Temple administration officials have targeted incomplete grades, class withdrawals and repeated classes in a proposal that could change the University’s grade and grade point average policies.
“The average debt undergraduates are leaving college with is $16,000,” said Stephen Zelnick, vice provost for Undergraduate Studies. “At Temple that number is $28,000. This tells us it’s taking students too long to graduate because of retaking courses, withdrawals and taking incompletes.”
|These are the top 10 courses in which students received incompletes and the top 10 courses from which students withdrew in 2001.
Stephen Zelnick, Vice Provost for Undergraduate Studies
To bring down student debt the Educational Programs and Policies Committee of the faculty senate has made recommendations that would fill in this gap and help students realize what they can face by choosing the wrong curriculum.
If passed, these recommendations would:
“The idea is to make students think harder about whether they’re in the right place and in the right curricula,” Zelnick said.
Each semester there are 4,000 withdrawals at Temple. Zelnick said Temple is at fault for inviting students to make wrong choices by having them pay for full-time tuition. Students take that fifth class on the speculation, he said, that all they have to do is drop it if they’re not doing well.
“This is a sensible strategy,” he said, “but it delays graduation. Temple has a four-year graduation rate of 18 percent. The policy is meant to say to students finish what you started, make progress, graduate early and don’t accumulate debt. We want them to be sensible about their academic choices.”
The committee has proposed the 12 weeks students have to withdraw from classes be cut to nine and the unlimited number of undergraduate withdrawals be limited to five.
“This is for the benefit of the student who wants to go on to grad school,” said Jacqueline Resavage, the University’s Registrar. “Consistent withdrawals look bad on transcripts.”

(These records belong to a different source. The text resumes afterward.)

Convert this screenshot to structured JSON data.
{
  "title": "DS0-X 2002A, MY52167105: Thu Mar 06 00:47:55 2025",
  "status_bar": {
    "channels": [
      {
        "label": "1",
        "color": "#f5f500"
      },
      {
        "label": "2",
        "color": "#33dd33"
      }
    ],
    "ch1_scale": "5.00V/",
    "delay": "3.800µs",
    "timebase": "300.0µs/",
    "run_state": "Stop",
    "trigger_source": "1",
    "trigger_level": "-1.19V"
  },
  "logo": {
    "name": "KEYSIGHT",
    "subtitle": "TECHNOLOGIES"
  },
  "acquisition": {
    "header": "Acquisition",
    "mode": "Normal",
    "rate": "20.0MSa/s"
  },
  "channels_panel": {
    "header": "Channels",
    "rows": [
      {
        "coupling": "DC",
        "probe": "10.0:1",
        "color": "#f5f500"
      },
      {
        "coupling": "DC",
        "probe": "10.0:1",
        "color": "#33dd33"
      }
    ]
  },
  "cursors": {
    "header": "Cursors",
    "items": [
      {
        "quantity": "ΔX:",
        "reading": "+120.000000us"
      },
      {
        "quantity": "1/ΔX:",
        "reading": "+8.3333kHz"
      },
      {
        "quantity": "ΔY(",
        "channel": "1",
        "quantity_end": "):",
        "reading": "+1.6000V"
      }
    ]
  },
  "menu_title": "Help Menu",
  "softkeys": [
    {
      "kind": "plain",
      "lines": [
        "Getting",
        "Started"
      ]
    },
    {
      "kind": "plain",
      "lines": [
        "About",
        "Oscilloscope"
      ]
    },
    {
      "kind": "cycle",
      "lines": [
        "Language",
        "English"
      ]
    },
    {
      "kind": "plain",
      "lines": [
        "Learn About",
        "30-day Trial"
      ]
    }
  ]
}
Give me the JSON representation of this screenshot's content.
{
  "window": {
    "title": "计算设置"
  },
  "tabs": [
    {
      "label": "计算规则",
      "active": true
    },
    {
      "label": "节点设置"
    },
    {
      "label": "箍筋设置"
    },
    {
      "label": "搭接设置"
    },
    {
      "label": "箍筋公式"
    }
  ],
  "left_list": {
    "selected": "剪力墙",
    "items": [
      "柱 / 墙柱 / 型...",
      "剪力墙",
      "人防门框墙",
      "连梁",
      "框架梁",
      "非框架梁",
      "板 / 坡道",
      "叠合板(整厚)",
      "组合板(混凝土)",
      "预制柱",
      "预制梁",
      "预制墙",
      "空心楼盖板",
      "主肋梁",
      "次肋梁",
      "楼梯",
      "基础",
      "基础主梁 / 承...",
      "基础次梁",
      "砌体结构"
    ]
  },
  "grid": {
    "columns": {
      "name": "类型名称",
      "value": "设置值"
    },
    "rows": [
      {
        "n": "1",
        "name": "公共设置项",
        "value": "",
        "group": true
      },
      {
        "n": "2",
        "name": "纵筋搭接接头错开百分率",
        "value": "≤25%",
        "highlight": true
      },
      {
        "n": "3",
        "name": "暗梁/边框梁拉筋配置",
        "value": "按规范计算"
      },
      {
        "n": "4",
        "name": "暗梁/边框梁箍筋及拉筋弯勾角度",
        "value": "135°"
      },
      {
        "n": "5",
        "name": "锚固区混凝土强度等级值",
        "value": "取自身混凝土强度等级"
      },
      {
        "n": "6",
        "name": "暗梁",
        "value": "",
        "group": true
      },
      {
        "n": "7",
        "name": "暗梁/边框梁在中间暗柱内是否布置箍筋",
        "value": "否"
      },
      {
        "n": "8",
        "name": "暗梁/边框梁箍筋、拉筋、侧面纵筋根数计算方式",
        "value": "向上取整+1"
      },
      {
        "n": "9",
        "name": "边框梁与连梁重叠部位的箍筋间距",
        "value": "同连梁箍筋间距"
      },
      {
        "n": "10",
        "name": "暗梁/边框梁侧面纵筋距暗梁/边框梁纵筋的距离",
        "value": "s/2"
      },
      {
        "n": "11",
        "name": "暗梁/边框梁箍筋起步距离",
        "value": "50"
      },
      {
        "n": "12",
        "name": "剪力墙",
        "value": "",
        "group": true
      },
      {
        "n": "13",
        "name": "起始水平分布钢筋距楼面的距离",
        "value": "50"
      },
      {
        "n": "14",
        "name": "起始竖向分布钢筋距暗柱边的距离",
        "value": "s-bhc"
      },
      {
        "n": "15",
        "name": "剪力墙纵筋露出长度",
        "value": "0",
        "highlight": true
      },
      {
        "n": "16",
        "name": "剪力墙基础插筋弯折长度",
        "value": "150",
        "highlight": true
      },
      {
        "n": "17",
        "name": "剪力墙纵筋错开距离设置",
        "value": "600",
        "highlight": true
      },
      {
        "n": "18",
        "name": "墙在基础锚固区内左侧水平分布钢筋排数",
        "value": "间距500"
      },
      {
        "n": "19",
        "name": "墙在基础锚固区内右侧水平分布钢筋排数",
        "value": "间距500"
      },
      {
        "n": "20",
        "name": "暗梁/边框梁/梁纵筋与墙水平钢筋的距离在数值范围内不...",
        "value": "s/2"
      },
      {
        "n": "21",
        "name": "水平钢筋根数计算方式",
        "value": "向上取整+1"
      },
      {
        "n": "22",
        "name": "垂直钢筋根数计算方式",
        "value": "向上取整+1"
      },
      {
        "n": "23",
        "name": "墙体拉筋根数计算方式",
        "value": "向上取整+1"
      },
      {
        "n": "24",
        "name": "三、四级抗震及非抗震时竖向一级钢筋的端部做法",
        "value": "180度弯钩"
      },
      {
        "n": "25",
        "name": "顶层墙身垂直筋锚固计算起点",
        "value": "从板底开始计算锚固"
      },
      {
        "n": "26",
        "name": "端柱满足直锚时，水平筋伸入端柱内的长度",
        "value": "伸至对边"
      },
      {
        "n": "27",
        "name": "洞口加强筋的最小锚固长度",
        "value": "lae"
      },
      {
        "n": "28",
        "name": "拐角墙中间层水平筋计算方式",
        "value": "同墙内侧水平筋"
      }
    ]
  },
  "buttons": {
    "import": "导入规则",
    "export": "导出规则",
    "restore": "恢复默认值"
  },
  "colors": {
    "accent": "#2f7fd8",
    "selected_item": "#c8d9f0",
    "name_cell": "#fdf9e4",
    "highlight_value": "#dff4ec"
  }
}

To receive an incomplete there must be something exceptional that has happened to prevent the student from finishing the course, said Resavage.
Incomplete grade status requires students to make a contract with the instructor and clear the incomplete by finishing the work within one year of the course’s completion date. The contract should entail how the work will be completed and the grade issued, she said.
But a lot of the students with incompletes are not following that route, Resavage said.
Each academic year the University has 2,000 incompletes filed that go unresolved. Resavage says the numbers are so large because many professors aren’t using the contract.
But Zelnick said incompletes are also from students who don’t feel like doing the needed work to complete the course.
“We have students taking them all over the place and not finishing them,” he said. “What happens at the end of the year when the instructor doesn’t turn in a grade? The answer is nothing. Which is incorrect, something should happen.”
To put an end to these large numbers, the committee originally proposed to automatically change the incomplete to a grade of “F,” Zelnick said. But the committee did not want to take away the faculty’s right to determine what the final grade was, so they recommended notifying the faculty member of the incomplete through the Registrar’s office.
So far it hasn’t worked, Zelnick said. The faculty member receives the notification and does nothing because a contract was not made.
With no sanctions against professors and students for having expired incompletes, Resavage said officials plan to remodel the undergraduate policy to mirror the graduate school.
At the graduate level, she said, incompletes not changed to a final grade are treated as a withdrawal and the student has to retake the class to get credit.
Incompletes can be serious trouble come graduation time, Resavage said. Students should clear up any incomplete grades before applying for graduation because an incomplete can be changed at any time. Even after you graduate it can be changed to an “F” on your transcript, she said.
“Students who are retaking classes to make their GPA look good for medical school are barking up the wrong tree,” Zelnick said. “This is a strategy in error. They’re paying for it in time and money and it’s not getting them where they think they need to go.”
Temple’s policies on retaking courses was changed in the early 1970s to throw out the lowest grade and include all other grades for the course when computing the student’s GPA. In fall 1993 Temple reversed their policy and only counted the best grade for the course.
Temple officials are now proposing a reversal of their initial reversal.
“We have students retaking courses five, six, seven times, sometimes to pass, sometimes to get a better grade,” Zelnick said. “Bad grades sit on the transcript, but aren’t calculated as far as Temple calculates the GPA, but many graduate, law and medical schools will take those retaken classes and recalculate the GPA.”
The recommendations will head to the faculty senate Steering committee at their May meeting and if passed they will move to the floor for a vote.
If the proposal passes, it will not go into effect until it is placed in the undergraduate bulletin for Fall 2003.
Chris Powell can be reached at firstname.lastname@example.org